**Exercise aim:** Print all of the records below again without a single difference.
*** Opening of Record extracts ***
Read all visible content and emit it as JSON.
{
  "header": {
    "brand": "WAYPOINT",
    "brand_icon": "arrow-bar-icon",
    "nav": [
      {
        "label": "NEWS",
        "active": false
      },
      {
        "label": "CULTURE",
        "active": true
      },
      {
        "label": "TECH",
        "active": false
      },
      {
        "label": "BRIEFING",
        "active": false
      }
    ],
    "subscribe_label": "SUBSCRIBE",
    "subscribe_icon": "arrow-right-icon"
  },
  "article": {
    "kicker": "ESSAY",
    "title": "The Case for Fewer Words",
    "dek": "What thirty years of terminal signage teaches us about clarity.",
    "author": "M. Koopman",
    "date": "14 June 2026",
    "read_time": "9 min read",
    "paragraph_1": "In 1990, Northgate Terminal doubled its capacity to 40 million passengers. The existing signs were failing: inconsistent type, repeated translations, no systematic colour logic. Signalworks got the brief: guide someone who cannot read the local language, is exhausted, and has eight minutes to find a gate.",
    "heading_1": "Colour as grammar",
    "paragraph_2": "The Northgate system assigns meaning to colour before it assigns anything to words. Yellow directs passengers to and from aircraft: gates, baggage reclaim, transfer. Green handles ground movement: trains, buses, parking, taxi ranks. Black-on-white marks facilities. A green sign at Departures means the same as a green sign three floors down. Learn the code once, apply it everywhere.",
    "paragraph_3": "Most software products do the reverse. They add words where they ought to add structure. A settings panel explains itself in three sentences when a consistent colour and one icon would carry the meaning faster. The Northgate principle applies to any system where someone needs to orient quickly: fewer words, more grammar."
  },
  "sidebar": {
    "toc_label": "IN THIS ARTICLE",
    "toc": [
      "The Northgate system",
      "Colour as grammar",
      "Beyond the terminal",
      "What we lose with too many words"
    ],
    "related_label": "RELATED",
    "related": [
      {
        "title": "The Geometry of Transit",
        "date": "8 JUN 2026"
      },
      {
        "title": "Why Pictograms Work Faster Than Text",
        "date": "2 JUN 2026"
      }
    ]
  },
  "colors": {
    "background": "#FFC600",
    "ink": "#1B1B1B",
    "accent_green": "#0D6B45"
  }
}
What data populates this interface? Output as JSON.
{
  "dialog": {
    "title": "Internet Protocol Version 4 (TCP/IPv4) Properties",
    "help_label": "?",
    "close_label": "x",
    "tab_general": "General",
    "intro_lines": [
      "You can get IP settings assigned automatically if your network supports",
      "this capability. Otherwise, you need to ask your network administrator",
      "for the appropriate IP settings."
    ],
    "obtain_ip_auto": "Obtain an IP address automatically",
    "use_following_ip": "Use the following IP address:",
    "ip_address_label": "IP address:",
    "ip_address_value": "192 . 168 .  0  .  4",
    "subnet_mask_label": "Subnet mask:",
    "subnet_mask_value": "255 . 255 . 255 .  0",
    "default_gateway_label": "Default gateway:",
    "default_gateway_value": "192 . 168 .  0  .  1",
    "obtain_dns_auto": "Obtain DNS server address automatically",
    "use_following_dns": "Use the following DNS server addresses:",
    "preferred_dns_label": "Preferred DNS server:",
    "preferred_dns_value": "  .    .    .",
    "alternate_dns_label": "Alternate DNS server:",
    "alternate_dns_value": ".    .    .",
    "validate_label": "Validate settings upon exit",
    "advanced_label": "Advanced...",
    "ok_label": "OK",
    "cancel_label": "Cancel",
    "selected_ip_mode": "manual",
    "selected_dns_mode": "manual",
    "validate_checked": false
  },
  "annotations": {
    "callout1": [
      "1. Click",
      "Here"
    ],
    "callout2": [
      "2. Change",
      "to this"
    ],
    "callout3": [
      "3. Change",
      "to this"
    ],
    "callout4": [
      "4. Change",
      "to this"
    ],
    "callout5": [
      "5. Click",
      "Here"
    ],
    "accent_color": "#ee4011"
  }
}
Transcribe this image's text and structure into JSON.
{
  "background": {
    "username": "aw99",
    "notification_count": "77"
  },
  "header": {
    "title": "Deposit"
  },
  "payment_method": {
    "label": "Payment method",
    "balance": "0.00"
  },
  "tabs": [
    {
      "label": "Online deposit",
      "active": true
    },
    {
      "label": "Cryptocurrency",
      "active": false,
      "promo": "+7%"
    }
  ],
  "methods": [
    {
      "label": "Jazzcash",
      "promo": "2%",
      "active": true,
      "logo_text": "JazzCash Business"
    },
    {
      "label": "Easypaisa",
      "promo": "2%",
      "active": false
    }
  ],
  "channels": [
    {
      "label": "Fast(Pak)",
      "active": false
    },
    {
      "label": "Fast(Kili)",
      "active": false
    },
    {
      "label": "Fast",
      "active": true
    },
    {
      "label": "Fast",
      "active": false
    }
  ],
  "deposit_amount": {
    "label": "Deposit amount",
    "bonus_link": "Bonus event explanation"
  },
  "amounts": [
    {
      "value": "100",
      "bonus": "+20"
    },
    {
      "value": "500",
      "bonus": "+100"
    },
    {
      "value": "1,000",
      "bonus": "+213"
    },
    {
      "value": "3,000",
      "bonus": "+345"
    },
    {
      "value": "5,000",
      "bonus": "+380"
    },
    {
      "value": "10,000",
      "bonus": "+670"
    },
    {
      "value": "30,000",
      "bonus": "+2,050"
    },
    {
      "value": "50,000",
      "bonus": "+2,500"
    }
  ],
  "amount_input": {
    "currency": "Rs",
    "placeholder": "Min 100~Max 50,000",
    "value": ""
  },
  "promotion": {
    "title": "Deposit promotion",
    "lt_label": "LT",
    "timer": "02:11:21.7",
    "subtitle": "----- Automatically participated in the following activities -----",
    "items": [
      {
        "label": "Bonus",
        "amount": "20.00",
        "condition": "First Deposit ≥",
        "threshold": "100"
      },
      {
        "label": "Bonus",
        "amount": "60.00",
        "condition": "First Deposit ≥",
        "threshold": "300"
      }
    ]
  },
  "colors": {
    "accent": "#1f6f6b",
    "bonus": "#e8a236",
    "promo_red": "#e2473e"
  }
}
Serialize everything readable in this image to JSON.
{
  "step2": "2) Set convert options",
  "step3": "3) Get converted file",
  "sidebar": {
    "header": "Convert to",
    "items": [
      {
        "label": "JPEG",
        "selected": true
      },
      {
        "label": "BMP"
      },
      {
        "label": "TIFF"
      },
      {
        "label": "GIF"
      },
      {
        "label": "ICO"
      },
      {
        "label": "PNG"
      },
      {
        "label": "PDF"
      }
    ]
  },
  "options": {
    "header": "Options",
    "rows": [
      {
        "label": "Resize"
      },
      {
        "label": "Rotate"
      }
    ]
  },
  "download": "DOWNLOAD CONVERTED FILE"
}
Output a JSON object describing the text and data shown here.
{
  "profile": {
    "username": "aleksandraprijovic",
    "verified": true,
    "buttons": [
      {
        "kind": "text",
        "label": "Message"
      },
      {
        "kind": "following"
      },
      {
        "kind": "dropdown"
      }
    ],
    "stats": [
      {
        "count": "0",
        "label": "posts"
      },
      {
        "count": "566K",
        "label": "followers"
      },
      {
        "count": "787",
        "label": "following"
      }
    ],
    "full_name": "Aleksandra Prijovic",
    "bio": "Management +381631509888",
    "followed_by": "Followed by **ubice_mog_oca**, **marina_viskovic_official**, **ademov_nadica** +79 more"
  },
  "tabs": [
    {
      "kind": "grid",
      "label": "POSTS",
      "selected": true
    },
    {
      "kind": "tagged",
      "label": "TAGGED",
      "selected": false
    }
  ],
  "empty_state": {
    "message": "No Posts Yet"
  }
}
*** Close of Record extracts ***
**Output of the exercise:**
Read all visible content and emit it as JSON.
{
  "header": {
    "brand": "WAYPOINT",
    "brand_icon": "arrow-bar-icon",
    "nav": [
      {
        "label": "NEWS",
        "active": false
      },
      {
        "label": "CULTURE",
        "active": true
      },
      {
        "label": "TECH",
        "active": false
      },
      {
        "label": "BRIEFING",
        "active": false
      }
    ],
    "subscribe_label": "SUBSCRIBE",
    "subscribe_icon": "arrow-right-icon"
  },
  "article": {
    "kicker": "ESSAY",
    "title": "The Case for Fewer Words",
    "dek": "What thirty years of terminal signage teaches us about clarity.",
    "author": "M. Koopman",
    "date": "14 June 2026",
    "read_time": "9 min read",
    "paragraph_1": "In 1990, Northgate Terminal doubled its capacity to 40 million passengers. The existing signs were failing: inconsistent type, repeated translations, no systematic colour logic. Signalworks got the brief: guide someone who cannot read the local language, is exhausted, and has eight minutes to find a gate.",
    "heading_1": "Colour as grammar",
    "paragraph_2": "The Northgate system assigns meaning to colour before it assigns anything to words. Yellow directs passengers to and from aircraft: gates, baggage reclaim, transfer. Green handles ground movement: trains, buses, parking, taxi ranks. Black-on-white marks facilities. A green sign at Departures means the same as a green sign three floors down. Learn the code once, apply it everywhere.",
    "paragraph_3": "Most software products do the reverse. They add words where they ought to add structure. A settings panel explains itself in three sentences when a consistent colour and one icon would carry the meaning faster. The Northgate principle applies to any system where someone needs to orient quickly: fewer words, more grammar."
  },
  "sidebar": {
    "toc_label": "IN THIS ARTICLE",
    "toc": [
      "The Northgate system",
      "Colour as grammar",
      "Beyond the terminal",
      "What we lose with too many words"
    ],
    "related_label": "RELATED",
    "related": [
      {
        "title": "The Geometry of Transit",
        "date": "8 JUN 2026"
      },
      {
        "title": "Why Pictograms Work Faster Than Text",
        "date": "2 JUN 2026"
      }
    ]
  },
  "colors": {
    "background": "#FFC600",
    "ink": "#1B1B1B",
    "accent_green": "#0D6B45"
  }
}
What data populates this interface? Output as JSON.
{
  "dialog": {
    "title": "Internet Protocol Version 4 (TCP/IPv4) Properties",
    "help_label": "?",
    "close_label": "x",
    "tab_general": "General",
    "intro_lines": [
      "You can get IP settings assigned automatically if your network supports",
      "this capability. Otherwise, you need to ask your network administrator",
      "for the appropriate IP settings."
    ],
    "obtain_ip_auto": "Obtain an IP address automatically",
    "use_following_ip": "Use the following IP address:",
    "ip_address_label": "IP address:",
    "ip_address_value": "192 . 168 .  0  .  4",
    "subnet_mask_label": "Subnet mask:",
    "subnet_mask_value": "255 . 255 . 255 .  0",
    "default_gateway_label": "Default gateway:",
    "default_gateway_value": "192 . 168 .  0  .  1",
    "obtain_dns_auto": "Obtain DNS server address automatically",
    "use_following_dns": "Use the following DNS server addresses:",
    "preferred_dns_label": "Preferred DNS server:",
    "preferred_dns_value": "  .    .    .",
    "alternate_dns_label": "Alternate DNS server:",
    "alternate_dns_value": ".    .    .",
    "validate_label": "Validate settings upon exit",
    "advanced_label": "Advanced...",
    "ok_label": "OK",
    "cancel_label": "Cancel",
    "selected_ip_mode": "manual",
    "selected_dns_mode": "manual",
    "validate_checked": false
  },
  "annotations": {
    "callout1": [
      "1. Click",
      "Here"
    ],
    "callout2": [
      "2. Change",
      "to this"
    ],
    "callout3": [
      "3. Change",
      "to this"
    ],
    "callout4": [
      "4. Change",
      "to this"
    ],
    "callout5": [
      "5. Click",
      "Here"
    ],
    "accent_color": "#ee4011"
  }
}
Transcribe this image's text and structure into JSON.
{
  "background": {
    "username": "aw99",
    "notification_count": "77"
  },
  "header": {
    "title": "Deposit"
  },
  "payment_method": {
    "label": "Payment method",
    "balance": "0.00"
  },
  "tabs": [
    {
      "label": "Online deposit",
      "active": true
    },
    {
      "label": "Cryptocurrency",
      "active": false,
      "promo": "+7%"
    }
  ],
  "methods": [
    {
      "label": "Jazzcash",
      "promo": "2%",
      "active": true,
      "logo_text": "JazzCash Business"
    },
    {
      "label": "Easypaisa",
      "promo": "2%",
      "active": false
    }
  ],
  "channels": [
    {
      "label": "Fast(Pak)",
      "active": false
    },
    {
      "label": "Fast(Kili)",
      "active": false
    },
    {
      "label": "Fast",
      "active": true
    },
    {
      "label": "Fast",
      "active": false
    }
  ],
  "deposit_amount": {
    "label": "Deposit amount",
    "bonus_link": "Bonus event explanation"
  },
  "amounts": [
    {
      "value": "100",
      "bonus": "+20"
    },
    {
      "value": "500",
      "bonus": "+100"
    },
    {
      "value": "1,000",
      "bonus": "+213"
    },
    {
      "value": "3,000",
      "bonus": "+345"
    },
    {
      "value": "5,000",
      "bonus": "+380"
    },
    {
      "value": "10,000",
      "bonus": "+670"
    },
    {
      "value": "30,000",
      "bonus": "+2,050"
    },
    {
      "value": "50,000",
      "bonus": "+2,500"
    }
  ],
  "amount_input": {
    "currency": "Rs",
    "placeholder": "Min 100~Max 50,000",
    "value": ""
  },
  "promotion": {
    "title": "Deposit promotion",
    "lt_label": "LT",
    "timer": "02:11:21.7",
    "subtitle": "----- Automatically participated in the following activities -----",
    "items": [
      {
        "label": "Bonus",
        "amount": "20.00",
        "condition": "First Deposit ≥",
        "threshold": "100"
      },
      {
        "label": "Bonus",
        "amount": "60.00",
        "condition": "First Deposit ≥",
        "threshold": "300"
      }
    ]
  },
  "colors": {
    "accent": "#1f6f6b",
    "bonus": "#e8a236",
    "promo_red": "#e2473e"
  }
}
Serialize everything readable in this image to JSON.
{
  "step2": "2) Set convert options",
  "step3": "3) Get converted file",
  "sidebar": {
    "header": "Convert to",
    "items": [
      {
        "label": "JPEG",
        "selected": true
      },
      {
        "label": "BMP"
      },
      {
        "label": "TIFF"
      },
      {
        "label": "GIF"
      },
      {
        "label": "ICO"
      },
      {
        "label": "PNG"
      },
      {
        "label": "PDF"
      }
    ]
  },
  "options": {
    "header": "Options",
    "rows": [
      {
        "label": "Resize"
      },
      {
        "label": "Rotate"
      }
    ]
  },
  "download": "DOWNLOAD CONVERTED FILE"
}
Output a JSON object describing the text and data shown here.
{
  "profile": {
    "username": "aleksandraprijovic",
    "verified": true,
    "buttons": [
      {
        "kind": "text",
        "label": "Message"
      },
      {
        "kind": "following"
      },
      {
        "kind": "dropdown"
      }
    ],
    "stats": [
      {
        "count": "0",
        "label": "posts"
      },
      {
        "count": "566K",
        "label": "followers"
      },
      {
        "count": "787",
        "label": "following"
      }
    ],
    "full_name": "Aleksandra Prijovic",
    "bio": "Management +381631509888",
    "followed_by": "Followed by **ubice_mog_oca**, **marina_viskovic_official**, **ademov_nadica** +79 more"
  },
  "tabs": [
    {
      "kind": "grid",
      "label": "POSTS",
      "selected": true
    },
    {
      "kind": "tagged",
      "label": "TAGGED",
      "selected": false
    }
  ],
  "empty_state": {
    "message": "No Posts Yet"
  }
}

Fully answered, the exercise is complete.